GIVEN ENTRIES:
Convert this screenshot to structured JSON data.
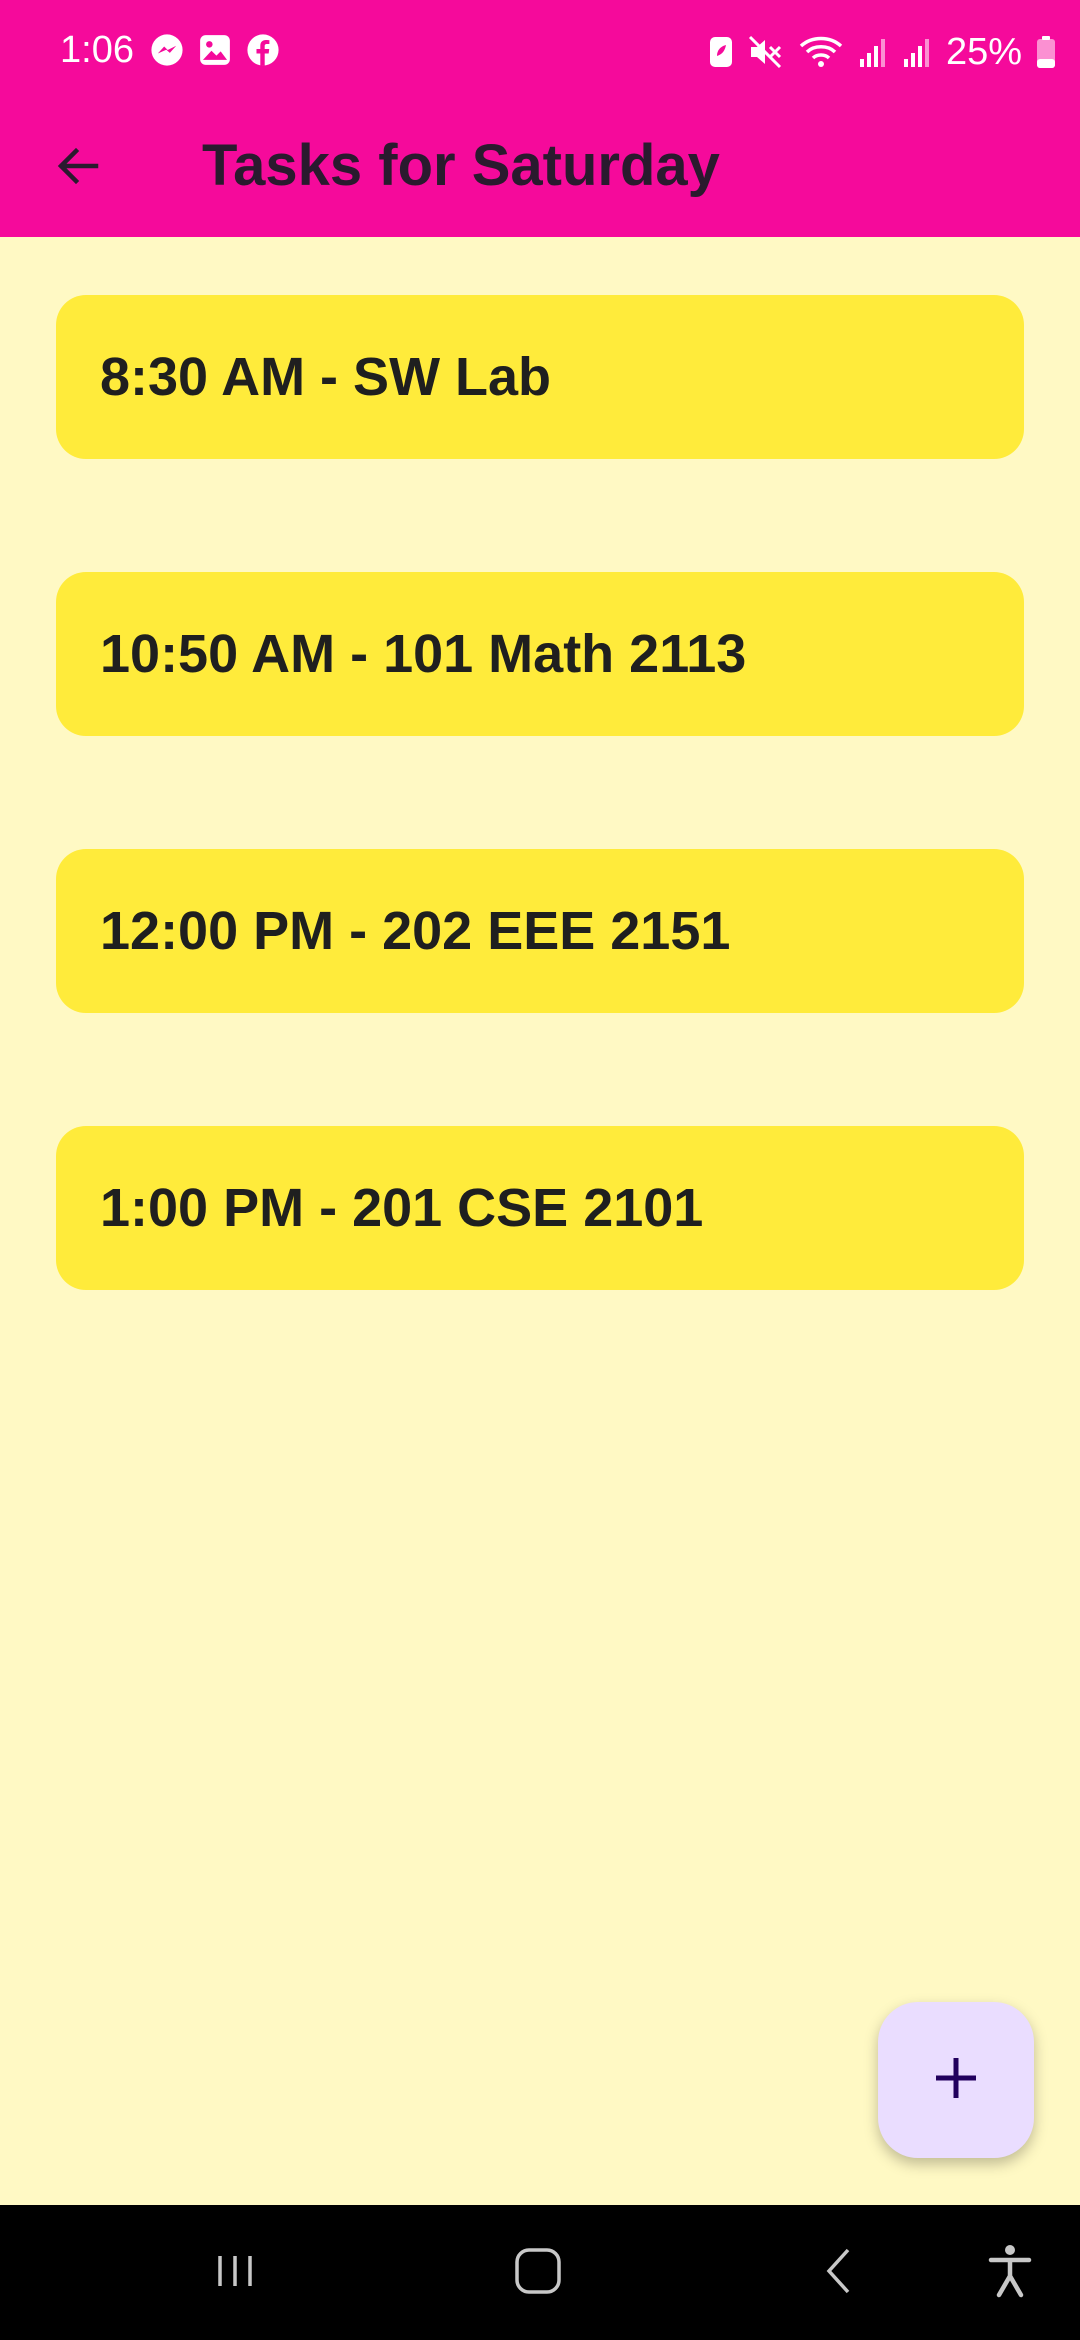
{
  "status_bar": {
    "time": "1:06",
    "battery_percent": "25%",
    "notification_icons": [
      "messenger-icon",
      "gallery-icon",
      "facebook-icon"
    ],
    "system_icons": [
      "battery-saver-icon",
      "mute-icon",
      "wifi-icon",
      "signal-icon",
      "signal-icon",
      "battery-icon"
    ]
  },
  "app_bar": {
    "back_icon": "arrow-left-icon",
    "title": "Tasks for Saturday"
  },
  "tasks": [
    {
      "label": "8:30 AM - SW Lab"
    },
    {
      "label": "10:50 AM - 101 Math 2113"
    },
    {
      "label": "12:00 PM - 202 EEE 2151"
    },
    {
      "label": "1:00 PM - 201 CSE 2101"
    }
  ],
  "fab": {
    "icon": "plus-icon"
  },
  "nav_bar": {
    "items": [
      "recent-apps-icon",
      "home-icon",
      "back-icon",
      "accessibility-icon"
    ]
  },
  "colors": {
    "app_bar": "#F50A9B",
    "background": "#FFF9C4",
    "task_card": "#FFEB3B",
    "fab": "#EADDFF",
    "nav_bar": "#000000"
  }
}
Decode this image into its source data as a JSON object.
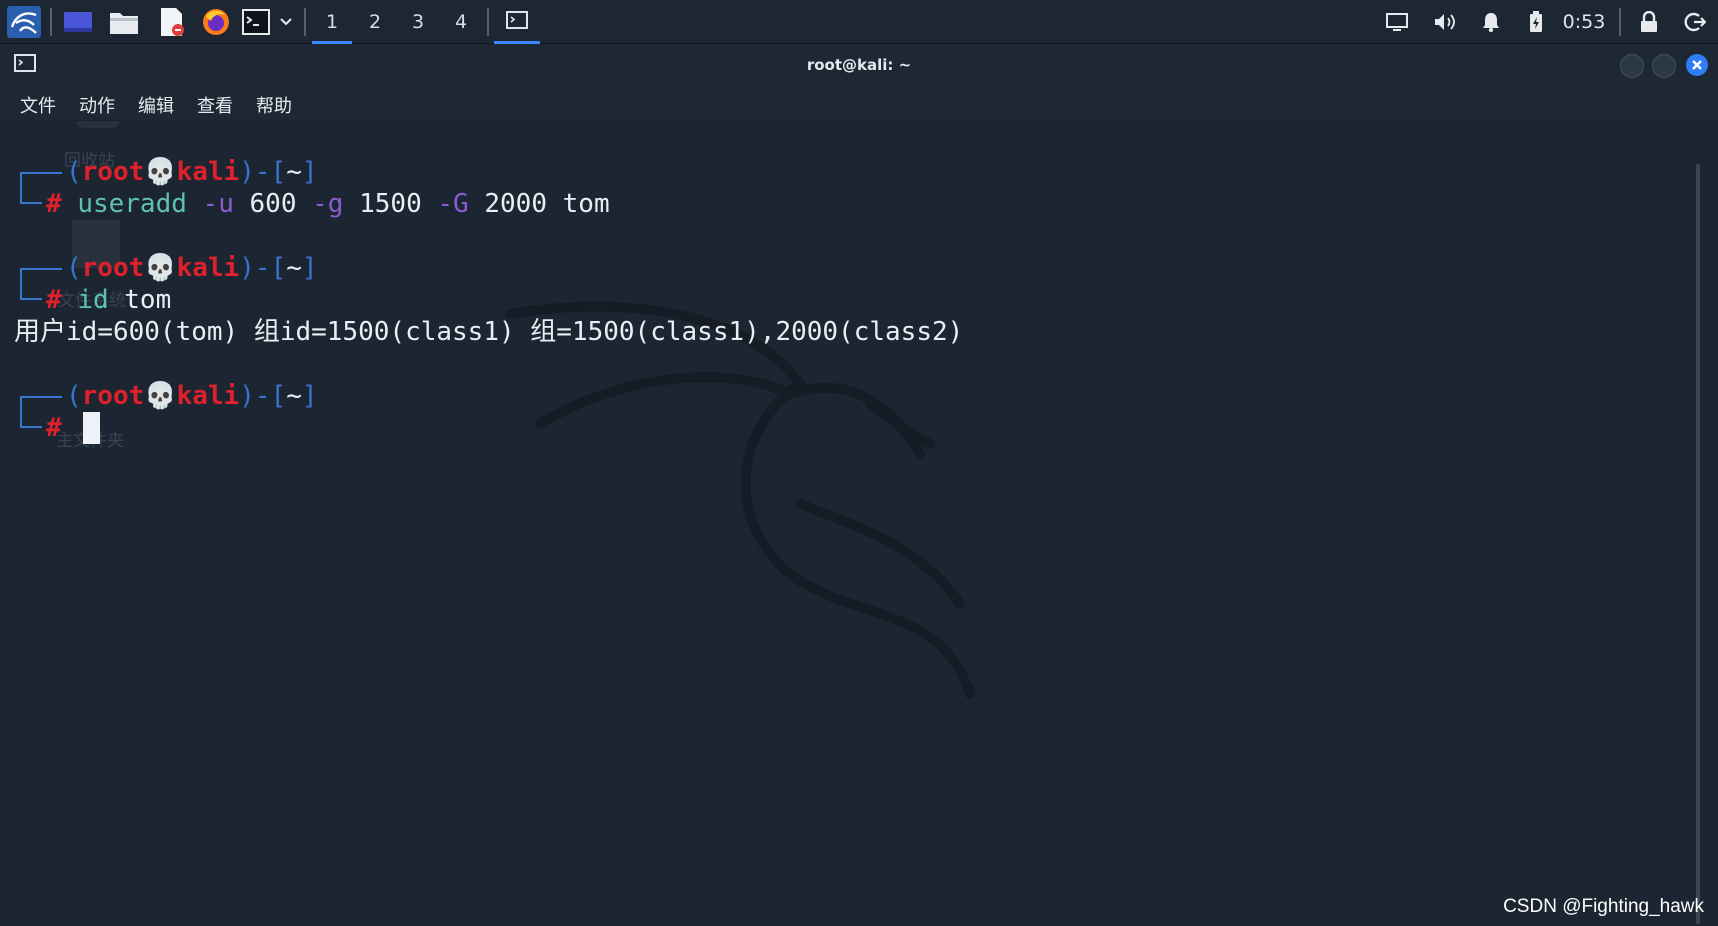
{
  "panel": {
    "workspaces": [
      "1",
      "2",
      "3",
      "4"
    ],
    "active_workspace": "1",
    "clock": "0:53",
    "icons": [
      "kali-menu-icon",
      "desktop-icon",
      "file-manager-icon",
      "text-editor-icon",
      "firefox-icon",
      "terminal-icon",
      "dropdown-chevron-icon",
      "terminal-window-icon",
      "display-icon",
      "volume-icon",
      "notification-bell-icon",
      "battery-icon",
      "lock-icon",
      "logout-icon"
    ],
    "accent": "#3a86ff"
  },
  "window": {
    "title": "root@kali: ~",
    "menu": [
      "文件",
      "动作",
      "编辑",
      "查看",
      "帮助"
    ]
  },
  "desktop_ghosts": [
    "回收站",
    "文件系统",
    "主文件夹"
  ],
  "terminal": {
    "prompt": {
      "open": "(",
      "user": "root",
      "skull": "💀",
      "host": "kali",
      "sep": ")-[",
      "dir": "~",
      "close": "]",
      "hash": "#"
    },
    "cmd1": {
      "name": "useradd",
      "f1": "-u",
      "v1": "600",
      "f2": "-g",
      "v2": "1500",
      "f3": "-G",
      "v3": "2000",
      "arg": "tom"
    },
    "cmd2": {
      "name": "id",
      "arg": "tom"
    },
    "output": "用户id=600(tom) 组id=1500(class1) 组=1500(class1),2000(class2)"
  },
  "colors": {
    "prompt_frame": "#3a74d0",
    "user_host": "#e0202a",
    "command": "#5fc2ae",
    "flag": "#8a5bd0",
    "background": "#1c2632"
  },
  "watermark": "CSDN @Fighting_hawk"
}
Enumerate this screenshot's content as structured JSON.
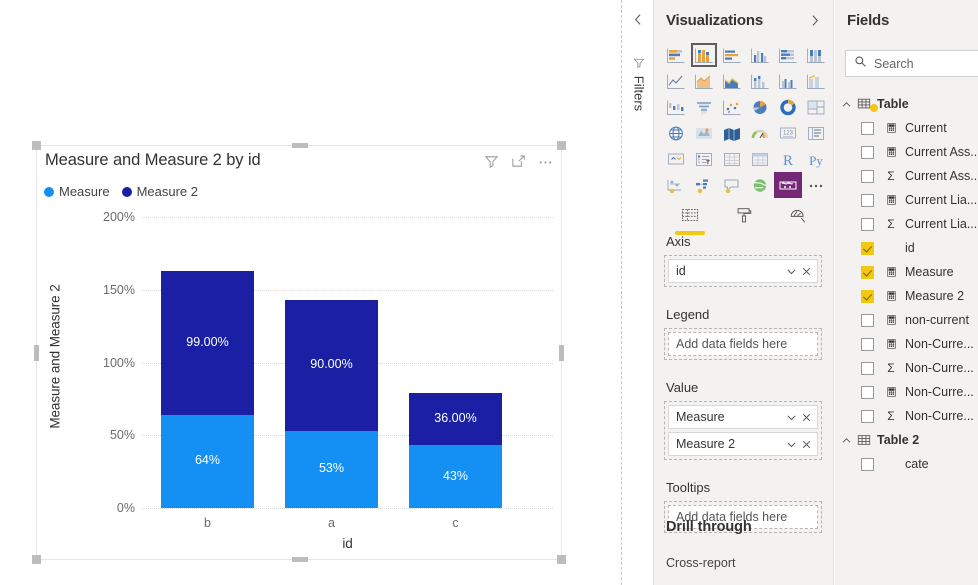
{
  "canvas": {
    "visual": {
      "title": "Measure and Measure 2 by id",
      "header_icons": [
        {
          "name": "filter-icon"
        },
        {
          "name": "focus-mode-icon"
        },
        {
          "name": "more-options-icon"
        }
      ]
    }
  },
  "chart_data": {
    "type": "bar",
    "stacked": true,
    "title": "Measure and Measure 2 by id",
    "xlabel": "id",
    "ylabel": "Measure and Measure 2",
    "categories": [
      "b",
      "a",
      "c"
    ],
    "series": [
      {
        "name": "Measure",
        "color": "#1490F5",
        "values": [
          64,
          53,
          43
        ],
        "labels": [
          "64%",
          "53%",
          "43%"
        ]
      },
      {
        "name": "Measure 2",
        "color": "#1A1FA3",
        "values": [
          99,
          90,
          36
        ],
        "labels": [
          "99.00%",
          "90.00%",
          "36.00%"
        ]
      }
    ],
    "ylim": [
      0,
      200
    ],
    "yticks": [
      0,
      50,
      100,
      150,
      200
    ],
    "ytick_labels": [
      "0%",
      "50%",
      "100%",
      "150%",
      "200%"
    ],
    "grid": true,
    "legend_position": "top-left",
    "legend": [
      "Measure",
      "Measure 2"
    ]
  },
  "filters_rail": {
    "label": "Filters",
    "collapse_icon": "chevron-left-icon",
    "funnel_icon": "filter-icon"
  },
  "visualizations": {
    "title": "Visualizations",
    "expand_icon": "chevron-right-icon",
    "gallery": [
      {
        "name": "stacked-bar-chart",
        "selected": false
      },
      {
        "name": "stacked-column-chart",
        "selected": true
      },
      {
        "name": "clustered-bar-chart",
        "selected": false
      },
      {
        "name": "clustered-column-chart",
        "selected": false
      },
      {
        "name": "100-percent-stacked-bar-chart",
        "selected": false
      },
      {
        "name": "100-percent-stacked-column-chart",
        "selected": false
      },
      {
        "name": "line-chart",
        "selected": false
      },
      {
        "name": "area-chart",
        "selected": false
      },
      {
        "name": "stacked-area-chart",
        "selected": false
      },
      {
        "name": "line-and-stacked-column-chart",
        "selected": false
      },
      {
        "name": "line-and-clustered-column-chart",
        "selected": false
      },
      {
        "name": "ribbon-chart",
        "selected": false
      },
      {
        "name": "waterfall-chart",
        "selected": false
      },
      {
        "name": "funnel-chart",
        "selected": false
      },
      {
        "name": "scatter-chart",
        "selected": false
      },
      {
        "name": "pie-chart",
        "selected": false
      },
      {
        "name": "donut-chart",
        "selected": false
      },
      {
        "name": "treemap-chart",
        "selected": false
      },
      {
        "name": "map-visual",
        "selected": false
      },
      {
        "name": "filled-map-visual",
        "selected": false
      },
      {
        "name": "shape-map-visual",
        "selected": false
      },
      {
        "name": "gauge-visual",
        "selected": false
      },
      {
        "name": "card-visual",
        "selected": false
      },
      {
        "name": "multi-row-card-visual",
        "selected": false
      },
      {
        "name": "kpi-visual",
        "selected": false
      },
      {
        "name": "slicer-visual",
        "selected": false
      },
      {
        "name": "table-visual",
        "selected": false
      },
      {
        "name": "matrix-visual",
        "selected": false
      },
      {
        "name": "r-script-visual",
        "selected": false,
        "text": "R"
      },
      {
        "name": "python-script-visual",
        "selected": false,
        "text": "Py"
      },
      {
        "name": "key-influencers-visual",
        "selected": false
      },
      {
        "name": "decomposition-tree-visual",
        "selected": false
      },
      {
        "name": "qna-visual",
        "selected": false
      },
      {
        "name": "arcgis-maps-visual",
        "selected": false
      },
      {
        "name": "power-apps-visual",
        "selected": false,
        "purple": true
      },
      {
        "name": "more-visuals-icon",
        "selected": false
      }
    ],
    "tabs": [
      {
        "name": "fields-tab",
        "icon": "fields-table-icon",
        "active": true
      },
      {
        "name": "format-tab",
        "icon": "paint-roller-icon",
        "active": false
      },
      {
        "name": "analytics-tab",
        "icon": "magnifier-chart-icon",
        "active": false
      }
    ],
    "wells": [
      {
        "label": "Axis",
        "chips": [
          "id"
        ],
        "placeholder": null
      },
      {
        "label": "Legend",
        "chips": [],
        "placeholder": "Add data fields here"
      },
      {
        "label": "Value",
        "chips": [
          "Measure",
          "Measure 2"
        ],
        "placeholder": null
      },
      {
        "label": "Tooltips",
        "chips": [],
        "placeholder": "Add data fields here"
      }
    ],
    "drill_through": {
      "title": "Drill through",
      "cross_report": "Cross-report"
    }
  },
  "fields": {
    "title": "Fields",
    "search_placeholder": "Search",
    "search_icon": "search-icon",
    "tables": [
      {
        "name": "Table",
        "expanded": true,
        "items": [
          {
            "label": "Current",
            "checked": false,
            "type": "calculator"
          },
          {
            "label": "Current Ass...",
            "checked": false,
            "type": "calculator"
          },
          {
            "label": "Current Ass...",
            "checked": false,
            "type": "sigma"
          },
          {
            "label": "Current Lia...",
            "checked": false,
            "type": "calculator"
          },
          {
            "label": "Current Lia...",
            "checked": false,
            "type": "sigma"
          },
          {
            "label": "id",
            "checked": true,
            "type": "none"
          },
          {
            "label": "Measure",
            "checked": true,
            "type": "calculator"
          },
          {
            "label": "Measure 2",
            "checked": true,
            "type": "calculator"
          },
          {
            "label": "non-current",
            "checked": false,
            "type": "calculator"
          },
          {
            "label": "Non-Curre...",
            "checked": false,
            "type": "calculator"
          },
          {
            "label": "Non-Curre...",
            "checked": false,
            "type": "sigma"
          },
          {
            "label": "Non-Curre...",
            "checked": false,
            "type": "calculator"
          },
          {
            "label": "Non-Curre...",
            "checked": false,
            "type": "sigma"
          }
        ]
      },
      {
        "name": "Table 2",
        "expanded": true,
        "items": [
          {
            "label": "cate",
            "checked": false,
            "type": "none"
          }
        ]
      }
    ]
  }
}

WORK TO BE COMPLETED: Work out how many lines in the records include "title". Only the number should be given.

SOLVED EXERCISE: 7